Sam Kerr celebrates her first World Cup goal against Italy on Sunday

Sydney (AFP) - Sam Kerr’s star has been shining so brightly since her Australia debut at just 15 that she has become not only one of global football’s elite players but one of its most marketable faces.

Kerr is the all-time leading scorer in the US National Women’s Soccer League. She has twice been shortlisted for FIFA player of the year. And earlier this year the forward was the female face alongside five-time Ballon d’Or winner Cristiano Ronaldo and 2018 World Cup winner Kylian Mbappe at the launch of sportswear giant Nike’s latest boot campaign.

Kerr first played in the Women’s World Cup as a teenager in 2011 in Germany and the 25-year-old scored on Sunday in her ninth finals game for the Matildas, albeit in a shock opening 2-1 defeat to Italy in Valenciennes.

She is reportedly on course to become the first Australian woman footballer to earn more than a million dollars a year, as her profile soars on the back of unstoppable recent form for the Chicago Red Stars which saw the two-time NWSL Golden Boot winner named the league’s player of the month for May.

It could have been very different. Born to an Indian father and Australian mother, she played Aussie Rules in Western Australia as a youngster and was convinced she would one day represent her beloved West Coast Eagles, like her brother.

She switched to football aged 12 and made her debut for the Matildas as a substitute against Italy in 2009 before she was even 16.

She admits that shifting from Australian Rules – where there was little hope of earning a living as a woman – was not easy.

- Pace, agility, heading -

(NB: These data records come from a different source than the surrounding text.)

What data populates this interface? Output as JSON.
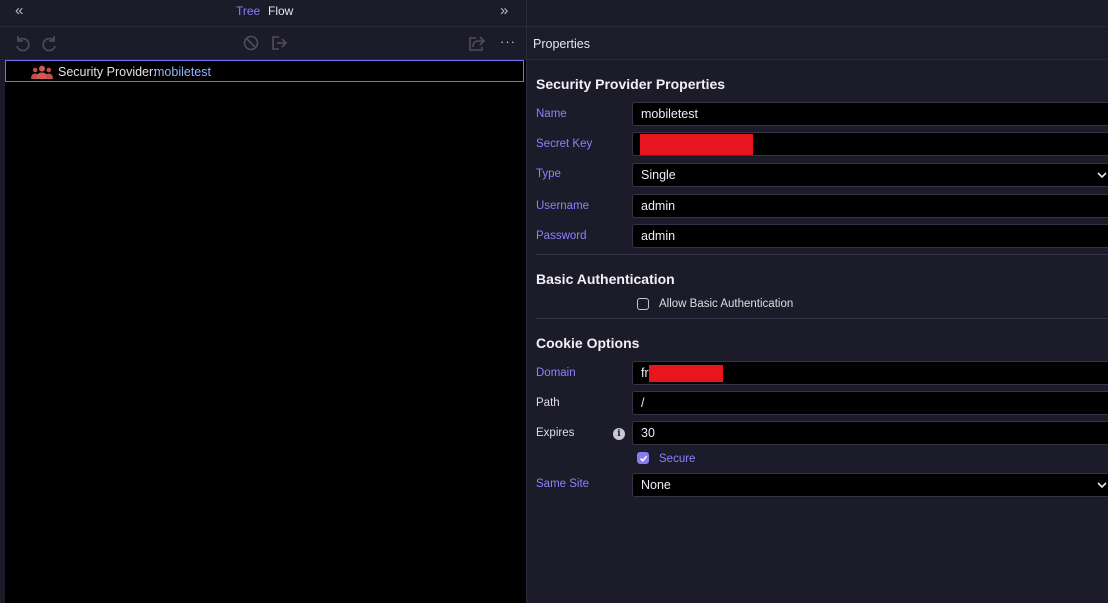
{
  "left_panel": {
    "tabs": {
      "tree": "Tree",
      "flow": "Flow"
    },
    "collapse_left_glyph": "«",
    "collapse_right_glyph": "»",
    "more_glyph": "···",
    "toolbar_icons": [
      "undo-icon",
      "redo-icon",
      "disable-icon",
      "export-icon",
      "share-icon"
    ],
    "tree_item": {
      "type": "Security Provider:",
      "name": "mobiletest",
      "icon": "users-icon"
    }
  },
  "properties": {
    "header": "Properties",
    "section_provider": "Security Provider Properties",
    "name_label": "Name",
    "name_value": "mobiletest",
    "secret_key_label": "Secret Key",
    "type_label": "Type",
    "type_value": "Single",
    "username_label": "Username",
    "username_value": "admin",
    "password_label": "Password",
    "password_value": "admin",
    "section_basic_auth": "Basic Authentication",
    "allow_basic_auth_label": "Allow Basic Authentication",
    "allow_basic_auth_checked": false,
    "section_cookie": "Cookie Options",
    "domain_label": "Domain",
    "domain_value": "fr",
    "path_label": "Path",
    "path_value": "/",
    "expires_label": "Expires",
    "expires_value": "30",
    "secure_label": "Secure",
    "secure_checked": true,
    "same_site_label": "Same Site",
    "same_site_value": "None"
  },
  "colors": {
    "accent": "#8b7cff",
    "redaction": "#e8141e",
    "background": "#1c1b29",
    "field_background": "#000000"
  }
}
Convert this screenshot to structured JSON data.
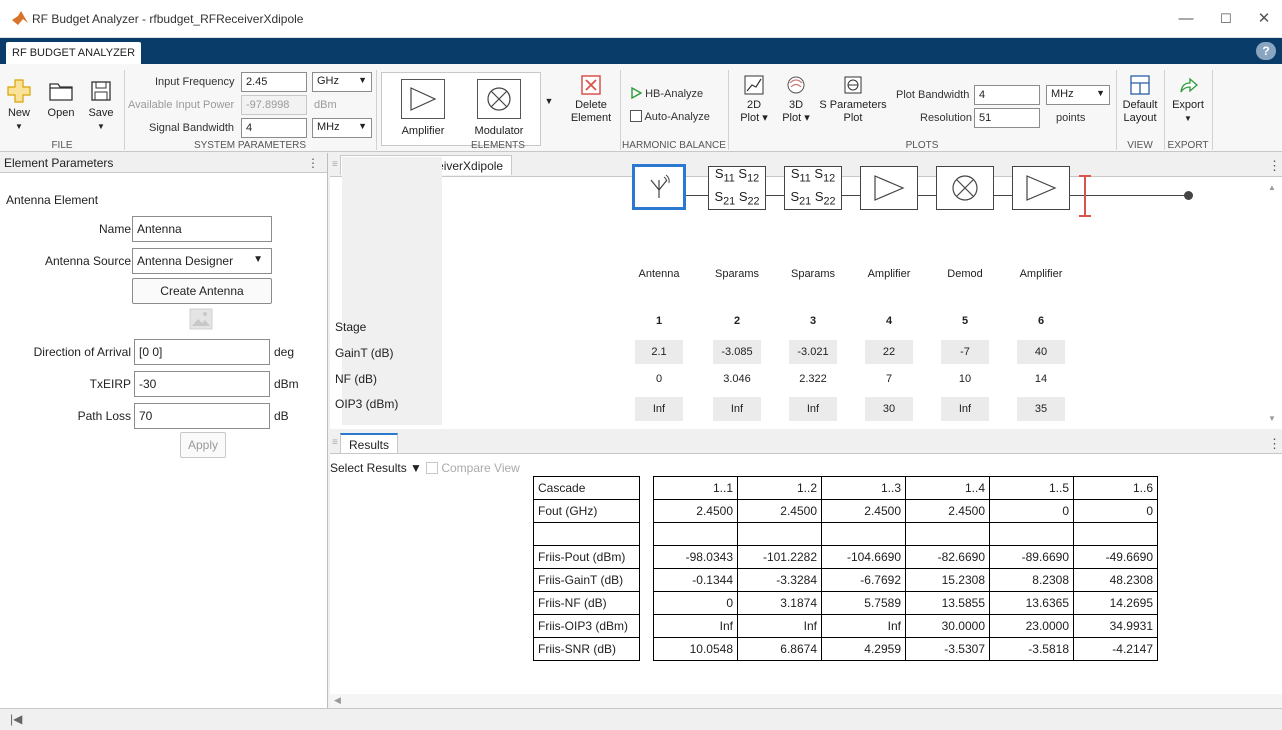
{
  "window": {
    "title": "RF Budget Analyzer - rfbudget_RFReceiverXdipole"
  },
  "tab": {
    "label": "RF BUDGET ANALYZER"
  },
  "toolstrip": {
    "file": {
      "new": "New",
      "open": "Open",
      "save": "Save",
      "section": "FILE"
    },
    "system": {
      "input_frequency_label": "Input Frequency",
      "input_frequency_value": "2.45",
      "input_frequency_unit": "GHz",
      "available_power_label": "Available Input Power",
      "available_power_value": "-97.8998",
      "available_power_unit": "dBm",
      "signal_bandwidth_label": "Signal Bandwidth",
      "signal_bandwidth_value": "4",
      "signal_bandwidth_unit": "MHz",
      "section": "SYSTEM PARAMETERS"
    },
    "elements": {
      "amplifier": "Amplifier",
      "modulator": "Modulator",
      "delete_line1": "Delete",
      "delete_line2": "Element",
      "section": "ELEMENTS"
    },
    "harmonic": {
      "hb_analyze": "HB-Analyze",
      "auto_analyze": "Auto-Analyze",
      "section": "HARMONIC BALANCE"
    },
    "plots": {
      "plot2d_line1": "2D",
      "plot2d_line2": "Plot",
      "plot3d_line1": "3D",
      "plot3d_line2": "Plot",
      "sparam_line1": "S Parameters",
      "sparam_line2": "Plot",
      "plot_bandwidth_label": "Plot Bandwidth",
      "plot_bandwidth_value": "4",
      "plot_bandwidth_unit": "MHz",
      "resolution_label": "Resolution",
      "resolution_value": "51",
      "resolution_unit": "points",
      "section": "PLOTS"
    },
    "view": {
      "default_line1": "Default",
      "default_line2": "Layout",
      "section": "VIEW"
    },
    "export": {
      "label": "Export",
      "section": "EXPORT"
    }
  },
  "element_params": {
    "header": "Element Parameters",
    "title": "Antenna Element",
    "name_label": "Name",
    "name_value": "Antenna",
    "source_label": "Antenna Source",
    "source_value": "Antenna Designer",
    "create_button": "Create Antenna",
    "doa_label": "Direction of Arrival",
    "doa_value": "[0 0]",
    "doa_unit": "deg",
    "txeirp_label": "TxEIRP",
    "txeirp_value": "-30",
    "txeirp_unit": "dBm",
    "pathloss_label": "Path Loss",
    "pathloss_value": "70",
    "pathloss_unit": "dB",
    "apply_button": "Apply"
  },
  "canvas": {
    "tab": "rfbudget_RFReceiverXdipole",
    "sparam": {
      "s11": "S",
      "s11_sub": "11",
      "s12": "S",
      "s12_sub": "12",
      "s21": "S",
      "s21_sub": "21",
      "s22": "S",
      "s22_sub": "22"
    },
    "row_labels": {
      "stage": "Stage",
      "gain": "GainT (dB)",
      "nf": "NF (dB)",
      "oip3": "OIP3 (dBm)"
    },
    "stages": [
      {
        "name": "Antenna",
        "num": "1",
        "gain": "2.1",
        "nf": "0",
        "oip3": "Inf"
      },
      {
        "name": "Sparams",
        "num": "2",
        "gain": "-3.085",
        "nf": "3.046",
        "oip3": "Inf"
      },
      {
        "name": "Sparams",
        "num": "3",
        "gain": "-3.021",
        "nf": "2.322",
        "oip3": "Inf"
      },
      {
        "name": "Amplifier",
        "num": "4",
        "gain": "22",
        "nf": "7",
        "oip3": "30"
      },
      {
        "name": "Demod",
        "num": "5",
        "gain": "-7",
        "nf": "10",
        "oip3": "Inf"
      },
      {
        "name": "Amplifier",
        "num": "6",
        "gain": "40",
        "nf": "14",
        "oip3": "35"
      }
    ]
  },
  "results": {
    "tab": "Results",
    "select_label": "Select Results",
    "compare_label": "Compare View",
    "columns": [
      "1..1",
      "1..2",
      "1..3",
      "1..4",
      "1..5",
      "1..6"
    ],
    "rows": [
      {
        "label": "Cascade",
        "values": [
          "1..1",
          "1..2",
          "1..3",
          "1..4",
          "1..5",
          "1..6"
        ]
      },
      {
        "label": "Fout (GHz)",
        "values": [
          "2.4500",
          "2.4500",
          "2.4500",
          "2.4500",
          "0",
          "0"
        ]
      },
      {
        "label": "",
        "values": [
          "",
          "",
          "",
          "",
          "",
          ""
        ]
      },
      {
        "label": "Friis-Pout (dBm)",
        "values": [
          "-98.0343",
          "-101.2282",
          "-104.6690",
          "-82.6690",
          "-89.6690",
          "-49.6690"
        ]
      },
      {
        "label": "Friis-GainT (dB)",
        "values": [
          "-0.1344",
          "-3.3284",
          "-6.7692",
          "15.2308",
          "8.2308",
          "48.2308"
        ]
      },
      {
        "label": "Friis-NF (dB)",
        "values": [
          "0",
          "3.1874",
          "5.7589",
          "13.5855",
          "13.6365",
          "14.2695"
        ]
      },
      {
        "label": "Friis-OIP3 (dBm)",
        "values": [
          "Inf",
          "Inf",
          "Inf",
          "30.0000",
          "23.0000",
          "34.9931"
        ]
      },
      {
        "label": "Friis-SNR (dB)",
        "values": [
          "10.0548",
          "6.8674",
          "4.2959",
          "-3.5307",
          "-3.5818",
          "-4.2147"
        ]
      }
    ]
  },
  "colors": {
    "accent": "#2b78d0",
    "tabstrip": "#0a3c6a",
    "delete": "#d9534f",
    "hb_green": "#2e9c3a",
    "new_yellow": "#f2c230"
  }
}
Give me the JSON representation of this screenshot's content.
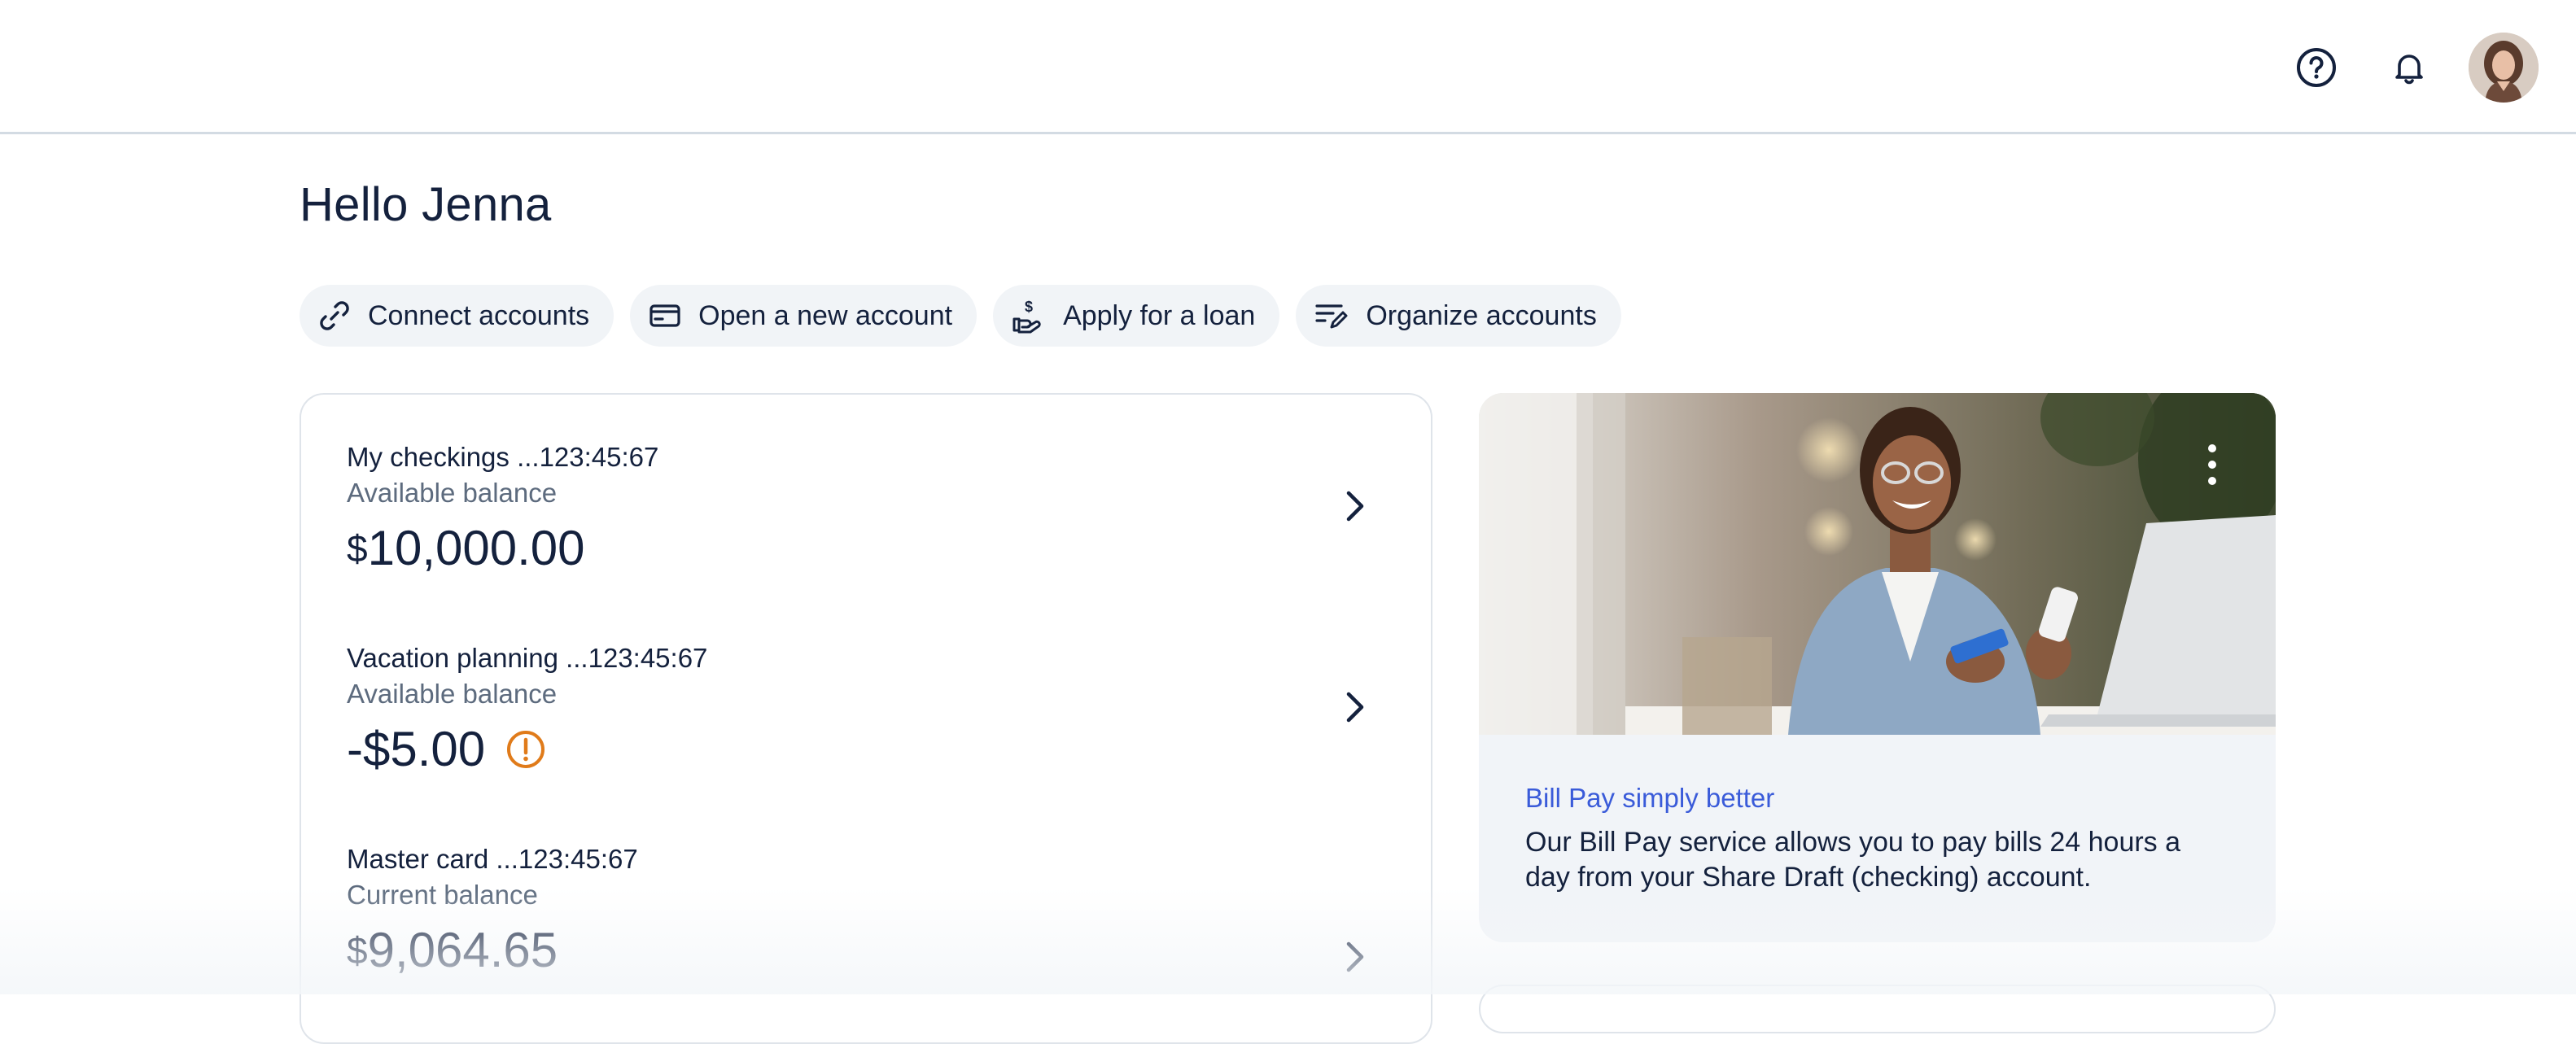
{
  "header": {
    "help_icon": "help-circle-icon",
    "notifications_icon": "bell-icon",
    "avatar_alt": "user-avatar"
  },
  "greeting": "Hello Jenna",
  "actions": [
    {
      "label": "Connect accounts",
      "icon": "link-icon"
    },
    {
      "label": "Open a new account",
      "icon": "card-icon"
    },
    {
      "label": "Apply for a loan",
      "icon": "loan-hand-icon"
    },
    {
      "label": "Organize accounts",
      "icon": "organize-icon"
    }
  ],
  "accounts": [
    {
      "name": "My checkings ...123:45:67",
      "balance_label": "Available balance",
      "currency": "$",
      "amount": "10,000.00",
      "sign": ""
    },
    {
      "name": "Vacation planning ...123:45:67",
      "balance_label": "Available balance",
      "currency": "$",
      "amount": "5.00",
      "sign": "-",
      "warning": true
    },
    {
      "name": "Master card ...123:45:67",
      "balance_label": "Current balance",
      "currency": "$",
      "amount": "9,064.65",
      "sign": ""
    }
  ],
  "promo": {
    "title": "Bill Pay simply better",
    "text": "Our Bill Pay service allows you to pay bills 24 hours a day from your Share Draft (checking) account."
  },
  "colors": {
    "primary_text": "#14213d",
    "secondary_text": "#5d6b7e",
    "link": "#3a5bd9",
    "warning": "#e07b1a",
    "chip_bg": "#f1f4f7",
    "card_border": "#dfe4ea"
  }
}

Sam Kerr celebrates after scoring for Australia in the Cup of Nations against Argentina in March

“The change from AFL to football was really hard. I remember I struggled a lot,” Kerr told the Daily Telegraph ahead of her third World Cup.

“I’m really thankful for my time in the AFL, but I’m also thankful I had to make the switch, because there was no pathway for me at that time in AFL. I think nowadays, if there was a pathway, I probably would have stayed.”

She made her debut for the W-League’s Perth Glory at 15 and spent four years at the club before moving to Sydney FC.

Known for her pace, agility and heading ability, as well as her trademark backflip goal celebrations, Kerr headed to the United States in 2013, first to Western New York Flash, then Sky Blue FC in New Jersey and now Chicago.

While her onfield achievements have grabbed attention, and countless awards, she has also won plaudits for her work behind the scenes as an advocate for women’s sport.

She was named “Young Australian of the Year” in 2018 and was hailed as “inspirational, well-grounded, professional and mature”.

Kerr has helped drive change in Australian football with a minimum wage now in place in Australia’s W-league and players treated as true professionals.

“We work hard first and foremost but we also enjoy it. We love being a part of this team and we love representing Australia,” she said recently.

“I think we’re doing really well as role models, but I think we’ve still got a lot of work to do and that’s the exciting part.”

Her strike on Sunday took her tally to 32 goals in 78 appearances for the Matildas.

Australia will probably need her to add to that record in the crucial second Group C match against Brazil in Montpellier on Thursday – a match the Matildas now dare not lose.